Speaker: Gerald P. Popek,UCLA & Platinum Corp.
Date: November 12, 1998
Computer Engineering: What Research is Important
It is argued that the computer field is fundamentally unlike natural sciences; that much more than in biology, physics, or medicine, we create the phenomena we study. If the form of the system under consideration is unworkable, or ineffective, then the study of it is likely to be useless, and therefore undesirable. Typically, that rendition is discarded and another, more amenable version is created. Furthermore, only those forms which are economically viable are real candidates to meet this criterion. A variety of examples are selected from recent history to illustrate and argue this viewpoint, from computer memory systems, systems software, and the Internet.
The implications looking forward of this perspective will be explored, in terms of what is likely to matter and the effect of the uncertainty of those predictions.

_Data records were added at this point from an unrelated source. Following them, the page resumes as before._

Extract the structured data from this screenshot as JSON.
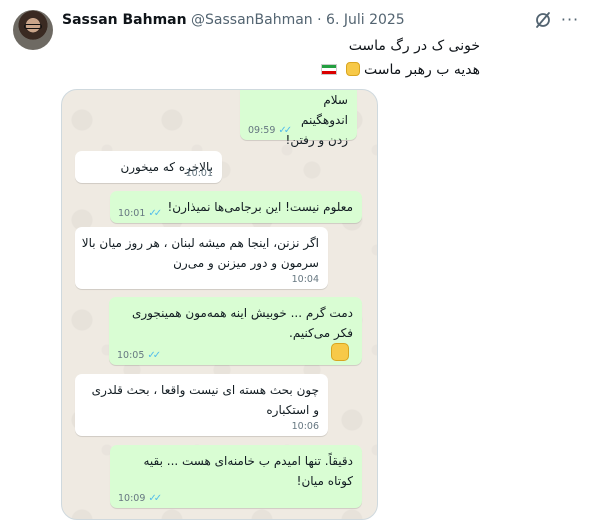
{
  "tweet": {
    "name": "Sassan Bahman",
    "handle": "@SassanBahman",
    "separator": "·",
    "date": "6. Juli 2025",
    "line1": "خونی ک در رگ ماست",
    "line2": "هدیه ب رهبر ماست",
    "icons": [
      "grok-icon",
      "more-icon",
      "iran-flag-icon",
      "fist-emoji-icon"
    ],
    "more": "···"
  },
  "chat": {
    "colors": {
      "background": "#efeae2",
      "outgoing": "#d9fdd3",
      "incoming": "#ffffff",
      "read_ticks": "#53bdeb"
    },
    "messages": [
      {
        "type": "outgoing",
        "lines": [
          "سلام",
          "اندوهگینم",
          "زدن و رفتن!"
        ],
        "time": "09:59",
        "read": true
      },
      {
        "type": "incoming",
        "lines": [
          "بالاخره که میخورن"
        ],
        "time": "10:01"
      },
      {
        "type": "outgoing",
        "lines": [
          "معلوم نیست! این برجامی‌ها نمیذارن!"
        ],
        "time": "10:01",
        "read": true
      },
      {
        "type": "incoming",
        "lines": [
          "اگر نزنن، اینجا هم میشه لبنان ، هر روز میان بالا",
          "سرمون و دور میزنن و می‌رن"
        ],
        "time": "10:04"
      },
      {
        "type": "outgoing",
        "lines": [
          "دمت گرم ... خوبیش اینه همه‌مون همینجوری",
          "فکر می‌کنیم."
        ],
        "time": "10:05",
        "read": true,
        "emoji": "fist-emoji-icon"
      },
      {
        "type": "incoming",
        "lines": [
          "چون بحث هسته ای نیست واقعا ، بحث قلدری",
          "و استکباره"
        ],
        "time": "10:06"
      },
      {
        "type": "outgoing",
        "lines": [
          "دقیقاً. تنها امیدم ب خامنه‌ای هست ... بقیه",
          "کوتاه میان!"
        ],
        "time": "10:09",
        "read": true
      }
    ]
  }
}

Jerry Popek is Chief Technical Officer at Platinum technology, one of the dozen largest independent software companies in the world. He is also a professor of computer science at UCLA. His research is known for creating and proving the idea of "single system images," by which collections of machines without any shared memory, whether connected at high speed or widely geographically distributed, can operate and are programmed like a single transparent environment. Such software designs are commonly employed today, especially in highly resilient systems. He also ran the largest unclassified computer security research program in the U.S. Jerry founded Locus Computing Corp, at one time the largest independent developer of Unix system software. His current research interests are focused on distributed systems.